## Raw data
▽

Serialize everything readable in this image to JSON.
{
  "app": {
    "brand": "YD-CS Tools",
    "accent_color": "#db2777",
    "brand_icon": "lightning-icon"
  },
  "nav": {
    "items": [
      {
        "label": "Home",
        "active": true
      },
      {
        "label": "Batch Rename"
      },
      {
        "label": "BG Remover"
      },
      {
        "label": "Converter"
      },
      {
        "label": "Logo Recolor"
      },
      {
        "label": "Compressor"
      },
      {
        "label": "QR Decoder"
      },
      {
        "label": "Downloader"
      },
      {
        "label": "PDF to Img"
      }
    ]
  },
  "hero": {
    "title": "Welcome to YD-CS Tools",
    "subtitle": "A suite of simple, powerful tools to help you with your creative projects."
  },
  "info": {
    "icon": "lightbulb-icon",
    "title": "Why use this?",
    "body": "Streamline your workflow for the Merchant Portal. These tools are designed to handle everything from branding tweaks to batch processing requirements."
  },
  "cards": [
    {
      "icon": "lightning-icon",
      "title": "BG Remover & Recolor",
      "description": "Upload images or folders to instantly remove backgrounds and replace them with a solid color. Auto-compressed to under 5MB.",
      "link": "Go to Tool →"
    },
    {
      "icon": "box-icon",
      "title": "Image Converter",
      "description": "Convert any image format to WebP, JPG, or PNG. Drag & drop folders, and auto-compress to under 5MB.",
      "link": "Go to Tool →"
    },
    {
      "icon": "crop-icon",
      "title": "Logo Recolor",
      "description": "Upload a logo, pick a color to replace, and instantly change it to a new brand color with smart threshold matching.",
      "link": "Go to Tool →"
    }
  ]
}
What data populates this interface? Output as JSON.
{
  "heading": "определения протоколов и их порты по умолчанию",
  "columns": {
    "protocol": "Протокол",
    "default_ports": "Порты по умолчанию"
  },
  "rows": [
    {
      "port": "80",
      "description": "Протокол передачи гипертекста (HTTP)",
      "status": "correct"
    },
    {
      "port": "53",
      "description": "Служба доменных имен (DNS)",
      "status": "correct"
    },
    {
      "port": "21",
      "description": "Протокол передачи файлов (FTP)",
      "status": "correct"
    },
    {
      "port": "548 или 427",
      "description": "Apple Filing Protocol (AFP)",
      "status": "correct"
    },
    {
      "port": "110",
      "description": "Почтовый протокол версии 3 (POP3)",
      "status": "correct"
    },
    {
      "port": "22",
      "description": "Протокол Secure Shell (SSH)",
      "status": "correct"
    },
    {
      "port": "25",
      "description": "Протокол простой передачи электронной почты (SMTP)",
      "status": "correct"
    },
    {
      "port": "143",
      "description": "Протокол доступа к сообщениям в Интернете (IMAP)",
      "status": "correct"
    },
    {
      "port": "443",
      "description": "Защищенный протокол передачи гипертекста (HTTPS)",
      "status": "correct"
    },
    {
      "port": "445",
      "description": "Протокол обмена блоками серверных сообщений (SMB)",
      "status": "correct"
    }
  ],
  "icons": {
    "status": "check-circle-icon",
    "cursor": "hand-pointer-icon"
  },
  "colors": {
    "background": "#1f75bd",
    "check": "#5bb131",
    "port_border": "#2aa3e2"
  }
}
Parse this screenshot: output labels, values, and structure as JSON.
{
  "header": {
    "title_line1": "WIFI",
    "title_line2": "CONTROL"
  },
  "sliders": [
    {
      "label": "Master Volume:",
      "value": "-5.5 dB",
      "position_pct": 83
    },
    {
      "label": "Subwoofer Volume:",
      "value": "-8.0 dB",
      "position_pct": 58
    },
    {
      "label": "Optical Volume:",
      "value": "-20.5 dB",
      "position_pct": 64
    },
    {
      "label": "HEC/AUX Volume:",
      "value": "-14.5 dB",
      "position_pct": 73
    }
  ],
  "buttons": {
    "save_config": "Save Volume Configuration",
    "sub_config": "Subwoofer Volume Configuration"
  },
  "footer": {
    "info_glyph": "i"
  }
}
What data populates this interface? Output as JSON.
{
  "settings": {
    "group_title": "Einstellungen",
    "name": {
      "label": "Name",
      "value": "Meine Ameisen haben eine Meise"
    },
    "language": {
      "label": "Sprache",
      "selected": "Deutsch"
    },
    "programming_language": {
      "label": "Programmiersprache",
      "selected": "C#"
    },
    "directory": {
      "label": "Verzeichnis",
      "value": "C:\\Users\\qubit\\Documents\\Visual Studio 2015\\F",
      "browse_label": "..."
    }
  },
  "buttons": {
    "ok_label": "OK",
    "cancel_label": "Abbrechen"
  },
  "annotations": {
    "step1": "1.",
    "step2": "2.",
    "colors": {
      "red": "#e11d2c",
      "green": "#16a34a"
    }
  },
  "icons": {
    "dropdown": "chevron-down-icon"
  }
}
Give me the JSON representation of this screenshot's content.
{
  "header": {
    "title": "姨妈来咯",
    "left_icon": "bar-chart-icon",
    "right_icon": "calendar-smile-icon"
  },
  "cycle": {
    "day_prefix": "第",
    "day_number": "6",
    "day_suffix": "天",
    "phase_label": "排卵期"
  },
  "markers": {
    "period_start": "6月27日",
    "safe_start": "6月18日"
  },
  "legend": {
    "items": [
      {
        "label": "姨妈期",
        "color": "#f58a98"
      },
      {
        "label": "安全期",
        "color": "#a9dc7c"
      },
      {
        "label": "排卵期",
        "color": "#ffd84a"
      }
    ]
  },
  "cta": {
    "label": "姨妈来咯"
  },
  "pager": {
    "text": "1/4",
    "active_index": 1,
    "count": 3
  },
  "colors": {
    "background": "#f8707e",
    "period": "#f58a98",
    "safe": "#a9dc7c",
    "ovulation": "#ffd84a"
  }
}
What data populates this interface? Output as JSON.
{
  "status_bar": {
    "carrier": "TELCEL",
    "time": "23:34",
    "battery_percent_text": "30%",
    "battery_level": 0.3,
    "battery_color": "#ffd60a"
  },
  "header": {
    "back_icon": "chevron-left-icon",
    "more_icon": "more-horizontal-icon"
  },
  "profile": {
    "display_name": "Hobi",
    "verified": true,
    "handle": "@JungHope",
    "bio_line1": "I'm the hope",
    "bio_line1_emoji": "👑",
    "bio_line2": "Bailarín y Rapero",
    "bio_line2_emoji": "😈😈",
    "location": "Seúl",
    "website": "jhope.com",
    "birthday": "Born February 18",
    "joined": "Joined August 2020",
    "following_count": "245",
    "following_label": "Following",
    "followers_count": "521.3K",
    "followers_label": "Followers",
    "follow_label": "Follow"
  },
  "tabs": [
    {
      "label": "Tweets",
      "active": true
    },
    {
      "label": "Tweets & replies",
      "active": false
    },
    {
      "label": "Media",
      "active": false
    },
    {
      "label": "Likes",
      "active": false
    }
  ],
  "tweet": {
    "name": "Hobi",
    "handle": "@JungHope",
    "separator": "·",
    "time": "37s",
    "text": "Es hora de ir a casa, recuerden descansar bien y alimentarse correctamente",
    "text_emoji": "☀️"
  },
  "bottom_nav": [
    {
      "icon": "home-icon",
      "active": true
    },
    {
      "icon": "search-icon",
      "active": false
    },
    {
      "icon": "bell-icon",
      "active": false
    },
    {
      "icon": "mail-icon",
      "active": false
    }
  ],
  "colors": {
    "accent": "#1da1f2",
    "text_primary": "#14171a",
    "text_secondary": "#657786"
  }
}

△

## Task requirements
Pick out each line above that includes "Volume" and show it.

## Answer section
      "label": "Master Volume:",
      "label": "Subwoofer Volume:",
      "label": "Optical Volume:",
      "label": "HEC/AUX Volume:",
    "save_config": "Save Volume Configuration",
    "sub_config": "Subwoofer Volume Configuration"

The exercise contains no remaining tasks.